A new home in Collingham, Nottinghamshire
If you are looking for a new home in a traditional English village that’s not too far from city life, Collingham in Nottinghamshire could be the location you are seeking.
There is new housing being built in Collingham (including our own development at Collingham Brook - link tohttps://www.larkfleethomes.co.uk/collingham-brook,-collingham/newhomes) to meet the needs of a wide variety of home-owners, from first-time buyers to large families.
Close to the River Trent, the village lies between the rolling landscapes, parks and woods of Robin Hood country to the west and the Lincolnshire Wolds and traditional seaside towns of the east coast of England.
It is an attractive, thriving place with all the facilities you’ll need for ‘daily life’ and with easy access to nearby cities and large towns. It has a genuine feeling of shared community which makes it an ideal home for all members of the family.
It takes just over half an hour to travel by car from Collingham to Lincoln (15 miles away) and it is less than an hour to the county’s ‘capital city’ of Nottingham (just 27 miles away). The town of Newark and its main line rail connections to London is only six miles along the A1133.
So, it is no surprise that Collingham is one of the most sought-after locations in the county when it comes to setting up a new home.
House prices in Collingham
The average house value in Collingham is around £285,000. Semi-detached homes sell for an average of £200,000 and detached properties for just over £326,000.
House prices from Zoopla, November 2018
Shopping, leisure and living in Collingham

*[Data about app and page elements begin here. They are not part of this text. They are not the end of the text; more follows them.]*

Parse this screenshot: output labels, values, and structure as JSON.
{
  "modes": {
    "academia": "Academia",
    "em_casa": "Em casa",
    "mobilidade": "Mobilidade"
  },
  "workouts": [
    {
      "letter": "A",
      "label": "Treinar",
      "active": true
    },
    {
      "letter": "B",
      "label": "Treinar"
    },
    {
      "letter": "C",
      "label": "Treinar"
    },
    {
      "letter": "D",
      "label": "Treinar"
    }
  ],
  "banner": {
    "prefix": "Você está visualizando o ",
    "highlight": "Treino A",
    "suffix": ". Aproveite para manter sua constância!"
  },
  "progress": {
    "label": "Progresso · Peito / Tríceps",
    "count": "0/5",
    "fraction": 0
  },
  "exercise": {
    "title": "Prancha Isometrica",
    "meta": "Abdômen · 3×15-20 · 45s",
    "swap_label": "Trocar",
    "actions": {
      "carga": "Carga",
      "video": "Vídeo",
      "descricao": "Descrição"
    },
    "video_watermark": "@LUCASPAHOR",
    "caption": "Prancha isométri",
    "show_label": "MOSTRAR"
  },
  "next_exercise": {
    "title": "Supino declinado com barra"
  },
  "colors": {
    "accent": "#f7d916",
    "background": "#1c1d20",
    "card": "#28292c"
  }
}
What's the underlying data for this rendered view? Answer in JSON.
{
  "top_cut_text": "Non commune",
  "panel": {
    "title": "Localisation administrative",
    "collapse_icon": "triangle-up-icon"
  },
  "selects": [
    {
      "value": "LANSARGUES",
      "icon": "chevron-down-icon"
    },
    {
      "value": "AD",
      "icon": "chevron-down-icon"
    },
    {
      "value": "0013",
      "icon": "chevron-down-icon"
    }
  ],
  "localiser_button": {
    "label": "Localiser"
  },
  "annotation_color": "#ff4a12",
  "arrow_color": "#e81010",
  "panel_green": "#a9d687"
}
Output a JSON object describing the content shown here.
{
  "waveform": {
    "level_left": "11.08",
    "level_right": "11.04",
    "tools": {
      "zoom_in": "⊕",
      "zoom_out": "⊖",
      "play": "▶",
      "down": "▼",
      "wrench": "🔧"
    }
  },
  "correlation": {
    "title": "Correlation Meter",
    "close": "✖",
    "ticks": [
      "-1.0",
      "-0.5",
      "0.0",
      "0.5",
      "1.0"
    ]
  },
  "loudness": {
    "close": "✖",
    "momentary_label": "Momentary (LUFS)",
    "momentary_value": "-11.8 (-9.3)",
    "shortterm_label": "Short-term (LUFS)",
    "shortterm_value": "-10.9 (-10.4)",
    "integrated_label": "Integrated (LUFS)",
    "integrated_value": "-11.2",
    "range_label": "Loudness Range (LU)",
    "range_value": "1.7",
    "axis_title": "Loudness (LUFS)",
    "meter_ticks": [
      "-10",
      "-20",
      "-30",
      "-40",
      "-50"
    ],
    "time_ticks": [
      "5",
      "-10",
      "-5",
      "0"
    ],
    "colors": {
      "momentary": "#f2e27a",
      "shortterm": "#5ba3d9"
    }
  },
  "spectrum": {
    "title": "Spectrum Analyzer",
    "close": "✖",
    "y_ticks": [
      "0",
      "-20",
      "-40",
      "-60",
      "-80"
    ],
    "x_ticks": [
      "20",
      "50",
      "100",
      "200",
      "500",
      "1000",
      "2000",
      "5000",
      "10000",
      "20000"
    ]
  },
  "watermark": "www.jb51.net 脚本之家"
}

If you buy a new house in Collingham you will have a range of local amenities not usually found in modern villages. Alongside two popular village pubs (one of which incorporates its own Chinese restaurant) Collingham has a library and more than 50 local special-interest and activities groups, including very high-quality cricket, football, tennis and bowls clubs.
There is a fish and chip shop, several owner-operated shops, a post office, a specialist butcher and two 'open-all-hours' local convenience stores.
A medical practice covers Collingham and other nearby smaller settlements. Co-location of the surgery with a pharmacy and dental practice means that the village is self-contained to meet most routine medical needs. It is supported by an urgent injuries unit in Newark, with Lincoln County and Mansfield Kings Mill A&E hospitals also within reach.
Collingham has its own rail station - unusual in a village of this size - offering a regular train service throughout the day to Lincoln, Newark and Nottingham, with onward connections via the national rail network. A popular and frequent service to and from London via Newark on the East Coast main line in under one and a half hours makes Collingham convenient for commuters. And it’s quite handy for shopping and leisure trips as well!
Connections to the national road network are equally convenient, with the main interchange linking the A1 north/south, A46 to the west and A17 to the east only three miles away.
If you prefer to leave the car in the garage, Collingham is also well-served by regular bus services to nearby villages, Newark and Lincoln.
Education in Collingham
Collingham’s John Blow School is a popular and thriving primary school, which is well-integrated into the life of the village.
A range of other school options is available in the area, including the Newark Academy and the Tuxford Academy at senior level. There are universities in Nottingham and Lincoln.
A brief history of Collingham
The picturesque village comprises North Collingham and South Collingham, each having its own medieval church. There is a substantial conservation area and a rich mix of domestic architecture dating from the 16th century to the present day.
If you move to a new house here you will be joining a long line of incomers – the sites of the Roman settlement of Crococalana and the Roman fort at Brough are nearby.
A large Saxon community was divided by the Danes into two discrete settlements which have since become one long village that follows the Fleet, the old course of the river Trent. It is possible that the Great North Road used to cross the Trent here, before the course of the river changed.
The manor at Collingham belonged to Peterborough Abbey. As well as agriculture, stocking-making became an important local trade here during the 19th century.
Current developments in Collingham